Please take my next comment with the best of intentions for continued independence. Is there a reason a parent will need the student’s campus login or have a need to be monitoring grades and performance of your freshman (adult)? While we all understand that parents’ continued financial commitment rests on academic success and responsible adult behaviors while in college, a student’s transcript and academic performance at the collegiate level is private. If your student has ongoing health issues, you and your student should discuss the privacy balance that fosters their independence while being an available parental resource.
Students, if the stress of the transition- whether it be academics or social doesn’t feel right, please reach out to your campus support center. You may be surrounded by 5000 or 50,000 students yet still feel isolated. It can take time to build friendships and find the support you need. Don’t hesitate to reach out to trained professionals who offer you the extra ear and professional support if needed.
Two Awesome Resources
Letting Go, Sixth Edition: A Parents’ Guide to Understanding the College Years by K-L Colburn
How to Raise an Adult: Break Free of the Overparenting Trap and Prepare Your Kid for Success by J-L Haims
CAMPUS CAREER FAIRS
Fall Career Fairs- Resume/Linked In, Your career center. It’s hard to imagine that sometime this fall you’ll be attending your first campus career fair. Recruiters will be hiring graduates and hiring summer interns for 2018! How can you prepare now?
Visit the career center link. Register and establish an account. Once on campus, check-in with the counselor assigned to freshman.
Join your college’s networking group on LinkedIn – Yes, establish your linked in acct! Need help? Your career center will have examples of freshman resumes – focused on project work, computing languages, previous internships. Need help?
If you are already thinking about medical school or graduate school, research is critical. Check out the REU website. REU
During freshmen orientation you’ll meet classmates, finalize course selections, and become more familiar with the campus. As a high school sophomore and junior, we researched colleges not only to explore academics, but to consider the “fit” for campus life. You may want to think about club sports, campus organizations and other opportunities you’ll explore upon arrival.
As you begin to think about the classes you will enroll, think about the actual daily schedule. Do you plan to take early morning classes or pack your classes into afternoons? Think carefully about spreading out your classes so that the schedule is filled with valuable time slots to balance your academics and social life. Students, your schedule is now your own (You will pick the time of day to enroll in Chemistry!), so be wise about how you build time into your day for actual classes, study time, eating, gym, work-study and activities.
Wishing the freshman class of 2021 a very successful and smooth transition ahead! Stay in touch!
High School Seniors (class of 2018), as you begin/continue work on your college applications, I encourage you to revisit newsletters shared the past few months.
Students Take the Lead!
The college application process has many moving parts. While students are indeed busy, I want to stress the importance of this being a student driven process. Students are encouraged to take the lead navigating, as it is excellent preparation for the undergraduate experience ahead (course registration, summer internship and study-abroad applications, paying bursar bills, etc.).
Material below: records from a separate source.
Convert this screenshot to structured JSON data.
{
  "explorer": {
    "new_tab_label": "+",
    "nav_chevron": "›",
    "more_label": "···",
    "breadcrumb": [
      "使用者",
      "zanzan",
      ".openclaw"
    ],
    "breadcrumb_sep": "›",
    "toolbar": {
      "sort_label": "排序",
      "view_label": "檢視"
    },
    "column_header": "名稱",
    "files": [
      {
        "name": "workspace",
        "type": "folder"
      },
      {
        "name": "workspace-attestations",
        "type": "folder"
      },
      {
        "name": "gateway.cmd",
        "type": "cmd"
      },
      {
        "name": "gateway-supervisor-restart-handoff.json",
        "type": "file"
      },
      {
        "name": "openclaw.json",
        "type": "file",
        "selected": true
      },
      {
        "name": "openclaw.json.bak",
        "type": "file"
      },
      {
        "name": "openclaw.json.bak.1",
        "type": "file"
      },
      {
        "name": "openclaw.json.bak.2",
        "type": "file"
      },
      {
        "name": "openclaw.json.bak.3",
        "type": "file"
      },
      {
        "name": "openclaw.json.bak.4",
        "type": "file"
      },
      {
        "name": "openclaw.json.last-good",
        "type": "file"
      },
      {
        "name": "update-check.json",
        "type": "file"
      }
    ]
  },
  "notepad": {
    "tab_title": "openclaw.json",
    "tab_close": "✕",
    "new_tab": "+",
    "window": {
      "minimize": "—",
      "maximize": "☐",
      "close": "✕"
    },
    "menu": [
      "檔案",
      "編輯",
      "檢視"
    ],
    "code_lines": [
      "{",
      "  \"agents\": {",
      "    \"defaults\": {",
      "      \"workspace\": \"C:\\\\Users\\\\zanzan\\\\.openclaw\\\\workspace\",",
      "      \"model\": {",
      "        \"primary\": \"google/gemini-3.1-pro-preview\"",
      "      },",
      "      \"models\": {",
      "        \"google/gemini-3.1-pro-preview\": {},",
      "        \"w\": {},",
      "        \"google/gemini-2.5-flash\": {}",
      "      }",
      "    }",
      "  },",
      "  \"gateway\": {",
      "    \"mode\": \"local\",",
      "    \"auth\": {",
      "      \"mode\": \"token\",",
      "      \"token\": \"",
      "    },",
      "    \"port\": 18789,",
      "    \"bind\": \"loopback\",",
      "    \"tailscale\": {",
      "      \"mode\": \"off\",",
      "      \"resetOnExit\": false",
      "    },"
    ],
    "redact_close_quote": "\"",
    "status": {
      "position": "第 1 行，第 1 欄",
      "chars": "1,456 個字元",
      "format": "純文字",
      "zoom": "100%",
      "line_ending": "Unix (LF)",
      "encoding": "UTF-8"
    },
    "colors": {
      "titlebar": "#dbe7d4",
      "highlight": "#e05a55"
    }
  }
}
Whether you’re ready to write your college essays or just beginning to research colleges and majors, or perhaps you’re spending your summer exploring or deepening an academic/personal interest, I invite you to contact me to schedule your Educational and College Planning Assessment available for rising seniors and all middle and high school students.
Enjoy the balance of your summer vacation!
Bonnie R. Rabin
Educational and College Admissions Consultant